Three cultural institutions enter into a dialogue with the Belgian Senate during the exhibition SUPERDEMOCRACY, which is on display throughout October. BPS22 in Charleroi, BOZAR in Brussels and M HKA in Antwerp provide a cultural dimension to the Senate’s current issues.

1.10.2017 - 31.10.2017


(c)image: BPS22, Charleroi
Ane(c)dote, 2009
ink, paper

In the series Ane(c)dote (2009), created during a residence in Charleroi initiated by the association Incise, she plays on the flat surfaces and the depth of field, misleading the observer through the superposition of broken elements. These ‘subjective maps’ of the city of Charleroi are only fragments of transcriptions, more or less faithful of the reality of the urban landscape. The artist projects her own vision, enriched over the course of her discoveries and encounters by what her discussion partners have divulged or told her.

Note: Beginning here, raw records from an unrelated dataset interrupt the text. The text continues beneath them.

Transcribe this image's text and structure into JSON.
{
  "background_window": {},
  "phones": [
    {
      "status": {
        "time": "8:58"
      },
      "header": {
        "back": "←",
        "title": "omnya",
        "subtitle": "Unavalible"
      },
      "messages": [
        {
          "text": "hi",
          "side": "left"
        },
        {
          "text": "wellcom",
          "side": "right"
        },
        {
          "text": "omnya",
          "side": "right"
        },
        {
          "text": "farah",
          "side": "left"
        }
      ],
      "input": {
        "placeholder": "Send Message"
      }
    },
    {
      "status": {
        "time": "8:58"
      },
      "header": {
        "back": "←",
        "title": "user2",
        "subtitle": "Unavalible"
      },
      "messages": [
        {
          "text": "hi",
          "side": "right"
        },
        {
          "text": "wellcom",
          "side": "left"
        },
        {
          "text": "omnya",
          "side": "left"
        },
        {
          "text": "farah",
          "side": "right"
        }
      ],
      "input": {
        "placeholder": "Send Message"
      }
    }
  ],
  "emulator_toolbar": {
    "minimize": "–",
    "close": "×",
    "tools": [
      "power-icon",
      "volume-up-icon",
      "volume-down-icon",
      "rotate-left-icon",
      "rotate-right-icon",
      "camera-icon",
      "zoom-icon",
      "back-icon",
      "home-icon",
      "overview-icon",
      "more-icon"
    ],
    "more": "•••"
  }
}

It combines scattered elements connecting fragments that are geographically, sociologically or historically distant into a kaleidoscopic vision that favors the diversity of points of view rather than the exclusive perspective of an omniscient viewer.

This methodological and technical choice goes beyond the mere formal stake. It is, and must also be understood as a new proposal for the symbolic representation of the City. More complex, less rigid and especially distributed in a less precise way than single-focus images, Mira Sanders’s drawings confront within the same image situations that are different, opposed or conflicting. What is deliberately out of scope or in the periphery of classical architectural design, or what is traditionally dedicated to evocation or suggestion (at best), or even to omission or negation (at the worst), must now coexist in one single image.

The compositions of Mira Sanders thus overturn the hierarchical notions of the perspective system, which organises architectural drawing. The symbolic distribution between the foreground and the background, the centre and its periphery, the main activities and those that are anecdotal or even decorative, is completely questioned by the break-up of points of view. Her drawings no longer organize reality in terms of escape routes, which are condensed in the sole point of view of its author —who, symbolically, is that of the central power— but according to the diversity of points of view that make up the city. They dissolve the single meaning into a excess of possible ‘misinterpretations’.